In 1903, a group of brave Macedonians charged into battle against the Ottoman Empire, sparking a movement that led to the creation of a free Macedonia. In honor of the uprising, a bizarre space-age monument and memorial complex was constructed 70 years later. If the artist and surrounding memorial park didn't state explicitly that the building was in honor of the Ilinden Uprising, it stands to reason that no one would ever make the connection.
The Makedonium almost looks like a heart valve, except it's white and has around 10 massive stained-glass skylights poking out from its circular base. In Macedonia, it has become a symbol of statehood, even making it onto the national currency on the 10,000 Denari bill. It overlooks the town of Kruševo from over 4,000 feet, which makes it fairly prominent, but that's where the symbolism ends.

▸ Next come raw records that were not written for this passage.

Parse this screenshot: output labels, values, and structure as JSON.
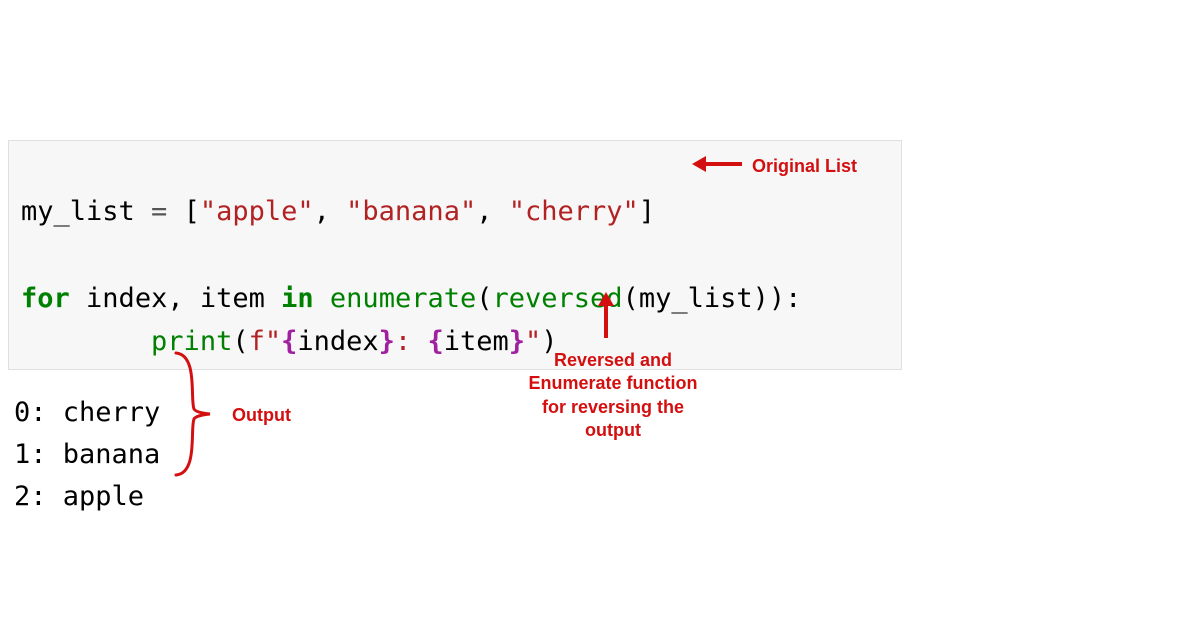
{
  "code": {
    "line1": {
      "var": "my_list",
      "eq": " = ",
      "lb": "[",
      "s1": "\"apple\"",
      "c1": ", ",
      "s2": "\"banana\"",
      "c2": ", ",
      "s3": "\"cherry\"",
      "rb": "]"
    },
    "line2": {
      "for": "for",
      "sp1": " ",
      "idx": "index",
      "comma": ", ",
      "item": "item",
      "sp2": " ",
      "in": "in",
      "sp3": " ",
      "enum": "enumerate",
      "lp1": "(",
      "rev": "reversed",
      "lp2": "(",
      "arg": "my_list",
      "rp": ")):"
    },
    "line3": {
      "indent": "        ",
      "print": "print",
      "lp": "(",
      "fprefix": "f\"",
      "iopen1": "{",
      "ivar1": "index",
      "iclose1": "}",
      "sep": ": ",
      "iopen2": "{",
      "ivar2": "item",
      "iclose2": "}",
      "fclose": "\"",
      "rp": ")"
    }
  },
  "output": {
    "l1": "0: cherry",
    "l2": "1: banana",
    "l3": "2: apple"
  },
  "annot": {
    "original_list": "Original List",
    "reversed_fn_l1": "Reversed and",
    "reversed_fn_l2": "Enumerate function",
    "reversed_fn_l3": "for reversing the",
    "reversed_fn_l4": "output",
    "output_label": "Output"
  }
}
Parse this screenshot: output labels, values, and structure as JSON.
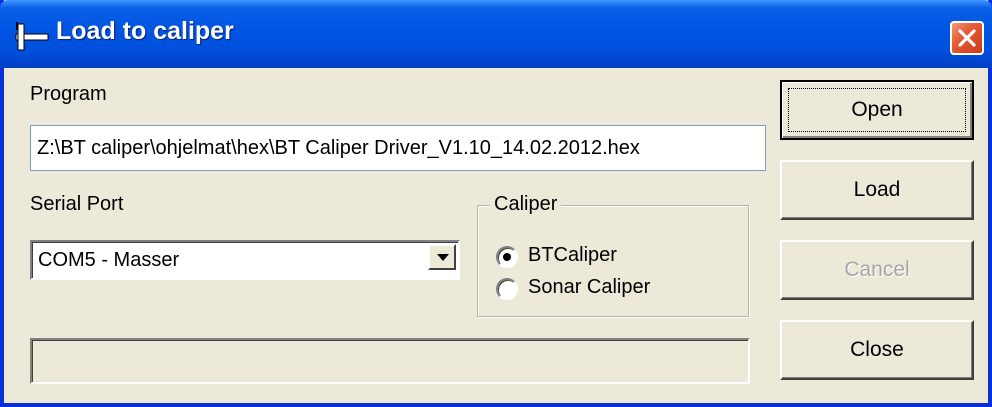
{
  "window": {
    "title": "Load to caliper",
    "app_icon": "caliper-icon",
    "close_icon": "close-icon"
  },
  "program": {
    "label": "Program",
    "path": "Z:\\BT caliper\\ohjelmat\\hex\\BT Caliper Driver_V1.10_14.02.2012.hex"
  },
  "serial_port": {
    "label": "Serial Port",
    "selected": "COM5 - Masser"
  },
  "caliper": {
    "legend": "Caliper",
    "options": [
      {
        "label": "BTCaliper",
        "checked": true
      },
      {
        "label": "Sonar Caliper",
        "checked": false
      }
    ]
  },
  "progress": {
    "value": 0
  },
  "buttons": {
    "open": "Open",
    "load": "Load",
    "cancel": "Cancel",
    "close": "Close"
  },
  "colors": {
    "titlebar": "#0054e3",
    "face": "#ece9d8",
    "close_red": "#e45a33"
  }
}
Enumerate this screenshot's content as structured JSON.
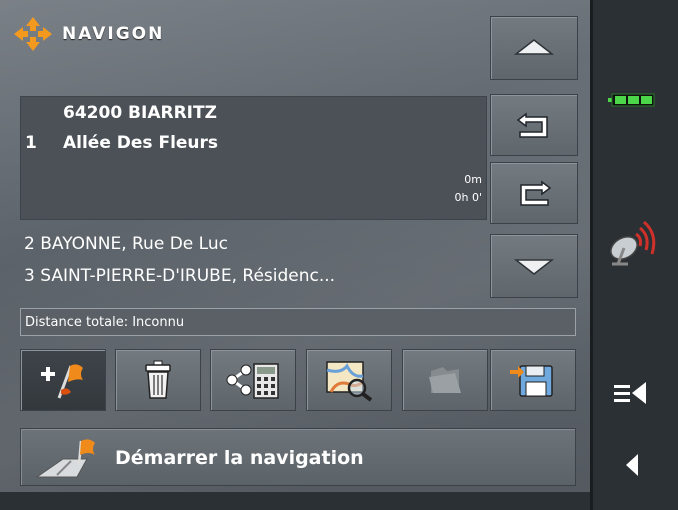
{
  "app": {
    "brand": "NAVIGON"
  },
  "route": {
    "city": "64200 BIARRITZ",
    "index": "1",
    "street": "Allée Des Fleurs",
    "distance": "0m",
    "time": "0h 0'"
  },
  "list": [
    {
      "text": "2 BAYONNE, Rue De Luc"
    },
    {
      "text": "3 SAINT-PIERRE-D'IRUBE, Résidenc..."
    }
  ],
  "distance_total": "Distance totale: Inconnu",
  "toolbar": [
    {
      "icon": "add-destination-icon"
    },
    {
      "icon": "trash-icon"
    },
    {
      "icon": "route-calculator-icon"
    },
    {
      "icon": "map-search-icon"
    },
    {
      "icon": "folder-icon"
    },
    {
      "icon": "save-icon"
    }
  ],
  "start_button": {
    "label": "Démarrer la navigation"
  },
  "colors": {
    "accent": "#f39a1e",
    "battery": "#4cd64a",
    "signal": "#d0302a"
  }
}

There are no statues of soldiers holding a flag or grand statements of statehood. There is only a weird African-cucumber shaped modernist expression of freedom. Maybe that's the point of the monument, it is looking toward the future, where free expression meets innovation without the stifling influence of a crumbling Turkish empire. There are probably no right answers, but a trip to the Makedonium will at the very least allow visitors to overlook a beautiful and well-preserved medieval town while they scratch their heads in confusion.